At the same time, the authors identify key challenges. These include concerns about insufficient institutional autonomy, a lack of administrative transparency, a heavy reliance on government support rather than a diversified funding stream, overly blunt measures of faculty evaluation and assessment, and issues pertaining to the empowerment of professors and academic freedom.
As the authors note, “The view expressed among many of the faculty in our study was that professors in China do not consistently experience levels of professional independence and autonomy that promote the most serious forms of scholarly engagement. Instead, faculty seemed to define their experiences as under the supervision of the university administration.”
Many of these challenges interact with one another. For example, the authors cite the opinions of faculty members who feel that the heavy involvement of senior administrators in hiring and promotion decisions may contribute to the emphasis on quantity in publications rather than quality, and report that professors in the study consistently discussed the need for stronger, more robust peer review processes when it comes to faculty promotions, journal publications, and grant competitions.

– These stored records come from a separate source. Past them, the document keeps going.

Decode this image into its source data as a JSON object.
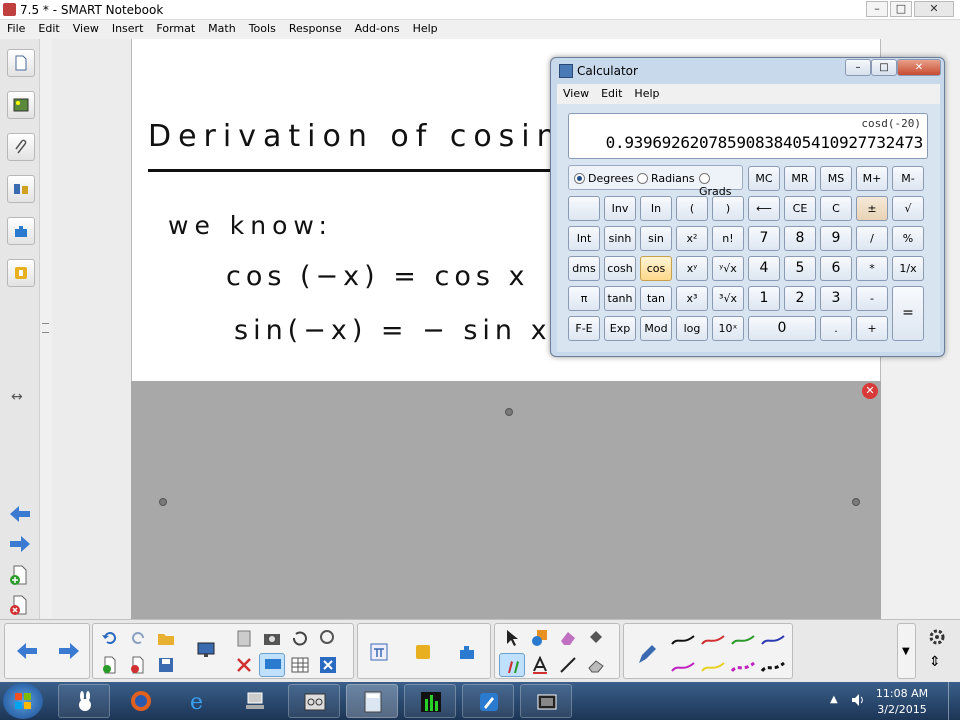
{
  "window": {
    "title": "7.5 * - SMART Notebook",
    "minimize": "–",
    "maximize": "□",
    "close": "✕"
  },
  "menu": [
    "File",
    "Edit",
    "View",
    "Insert",
    "Format",
    "Math",
    "Tools",
    "Response",
    "Add-ons",
    "Help"
  ],
  "page": {
    "heading": "Derivation of cosine",
    "line1": "we know:",
    "line2": "cos (−x) = cos x",
    "line3": "sin(−x) = − sin x"
  },
  "calculator": {
    "title": "Calculator",
    "menu": [
      "View",
      "Edit",
      "Help"
    ],
    "expression": "cosd(-20)",
    "result": "0.93969262078590838405410927732473",
    "modes": [
      {
        "label": "Degrees",
        "selected": true
      },
      {
        "label": "Radians",
        "selected": false
      },
      {
        "label": "Grads",
        "selected": false
      }
    ],
    "row1": [
      "MC",
      "MR",
      "MS",
      "M+",
      "M-"
    ],
    "row2": [
      "",
      "Inv",
      "In",
      "(",
      ")",
      "⟵",
      "CE",
      "C",
      "±",
      "√"
    ],
    "row3": [
      "Int",
      "sinh",
      "sin",
      "x²",
      "n!",
      "7",
      "8",
      "9",
      "/",
      "%"
    ],
    "row4": [
      "dms",
      "cosh",
      "cos",
      "xʸ",
      "ʸ√x",
      "4",
      "5",
      "6",
      "*",
      "1/x"
    ],
    "row5": [
      "π",
      "tanh",
      "tan",
      "x³",
      "³√x",
      "1",
      "2",
      "3",
      "-",
      "="
    ],
    "row6": [
      "F-E",
      "Exp",
      "Mod",
      "log",
      "10ˣ",
      "0",
      ".",
      "+"
    ]
  },
  "colors": {
    "accent_key": "#ffd98a",
    "close_red": "#d83a3a",
    "taskbar": "#1c3556"
  },
  "taskbar": {
    "time": "11:08 AM",
    "date": "3/2/2015"
  }
}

Professors also raised concerns about excessive government involvement in universities’ operations and limitations on academic freedom, which several professors describe as “one of the most significant barriers to the nation’s leading universities joining the elite of the world, although many were also quick to point out that academic freedom had indeed improved over the last decade or so.”

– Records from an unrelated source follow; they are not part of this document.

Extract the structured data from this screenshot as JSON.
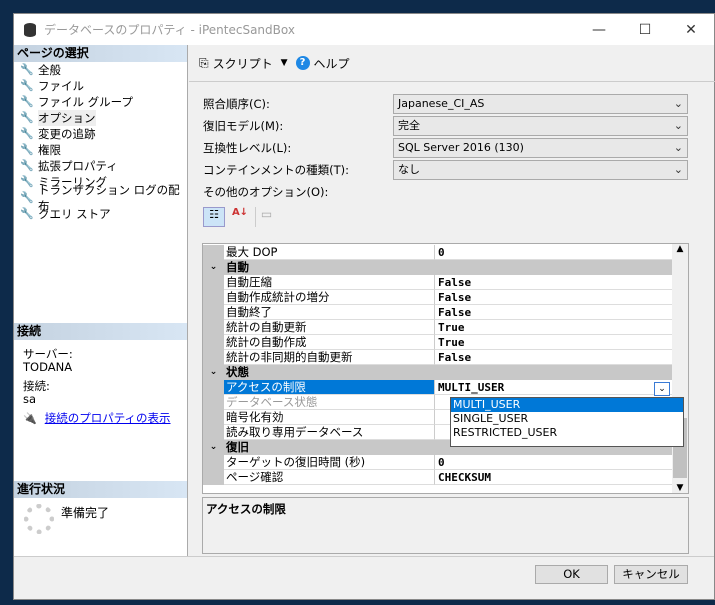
{
  "window": {
    "title": "データベースのプロパティ - iPentecSandBox"
  },
  "left": {
    "select_page_header": "ページの選択",
    "pages": [
      "全般",
      "ファイル",
      "ファイル グループ",
      "オプション",
      "変更の追跡",
      "権限",
      "拡張プロパティ",
      "ミラーリング",
      "トランザクション ログの配布",
      "クエリ ストア"
    ],
    "connection_header": "接続",
    "server_label": "サーバー:",
    "server_value": "TODANA",
    "conn_label": "接続:",
    "conn_value": "sa",
    "conn_link": "接続のプロパティの表示",
    "progress_header": "進行状況",
    "progress_status": "準備完了"
  },
  "toolbar": {
    "script": "スクリプト",
    "help": "ヘルプ"
  },
  "form": {
    "collation_label": "照合順序(C):",
    "collation_value": "Japanese_CI_AS",
    "recovery_label": "復旧モデル(M):",
    "recovery_value": "完全",
    "compat_label": "互換性レベル(L):",
    "compat_value": "SQL Server 2016 (130)",
    "containment_label": "コンテインメントの種類(T):",
    "containment_value": "なし",
    "other_label": "その他のオプション(O):"
  },
  "grid": {
    "rows": [
      {
        "name": "最大 DOP",
        "value": "0"
      },
      {
        "cat": "自動"
      },
      {
        "name": "自動圧縮",
        "value": "False"
      },
      {
        "name": "自動作成統計の増分",
        "value": "False"
      },
      {
        "name": "自動終了",
        "value": "False"
      },
      {
        "name": "統計の自動更新",
        "value": "True"
      },
      {
        "name": "統計の自動作成",
        "value": "True"
      },
      {
        "name": "統計の非同期的自動更新",
        "value": "False"
      },
      {
        "cat": "状態"
      },
      {
        "name": "アクセスの制限",
        "value": "MULTI_USER"
      },
      {
        "name": "データベース状態",
        "value": ""
      },
      {
        "name": "暗号化有効",
        "value": ""
      },
      {
        "name": "読み取り専用データベース",
        "value": ""
      },
      {
        "cat": "復旧"
      },
      {
        "name": "ターゲットの復旧時間 (秒)",
        "value": "0"
      },
      {
        "name": "ページ確認",
        "value": "CHECKSUM"
      }
    ],
    "dropdown_options": [
      "MULTI_USER",
      "SINGLE_USER",
      "RESTRICTED_USER"
    ],
    "description_title": "アクセスの制限"
  },
  "buttons": {
    "ok": "OK",
    "cancel": "キャンセル"
  }
}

In an interview Rhoads said that while the general trend from the 1990s onward has been toward increasing academic freedom, “there have been periods of time, such as in the last year or so, where it seems like they’ve taken a couple of steps back.”
Scholars have not been excluded from the broader crackdown on political expression in China that began after President Xi Jinping assumed power in 2013, and most recently the case of Ilham Tohti, a Uighur professor of economics charged with inciting separatism, has prompted international concern. As The New York Times reported, the charges are reportedly based on the content of Tohti’s lectures and of a website he created.
Rhoads said he believes that China is still lacking “world-class” universities in the Western sense of the term because of the issues of institutional autonomy and academic freedom. “But they’re close in some other ways, very close,” he said, noting, as just one example, Tsinghua’s marked success in obtaining U.S. patents. (And because these are common yardsticks, it’s worth noting that Peking and Tsinghua appear as 45th and 50th, respectively, in the Times Higher Education world ranking of universities. Though their performance is improving in the Shanghai Jiao Tong ranking, in that league table Peking and Tsinghua haven’t yet cracked the top 100.)
“The title says ‘rising research universities’; that implies that things are getting better,” Rhoads said. “I think they are, but there is still a long way to go and there are impediments.”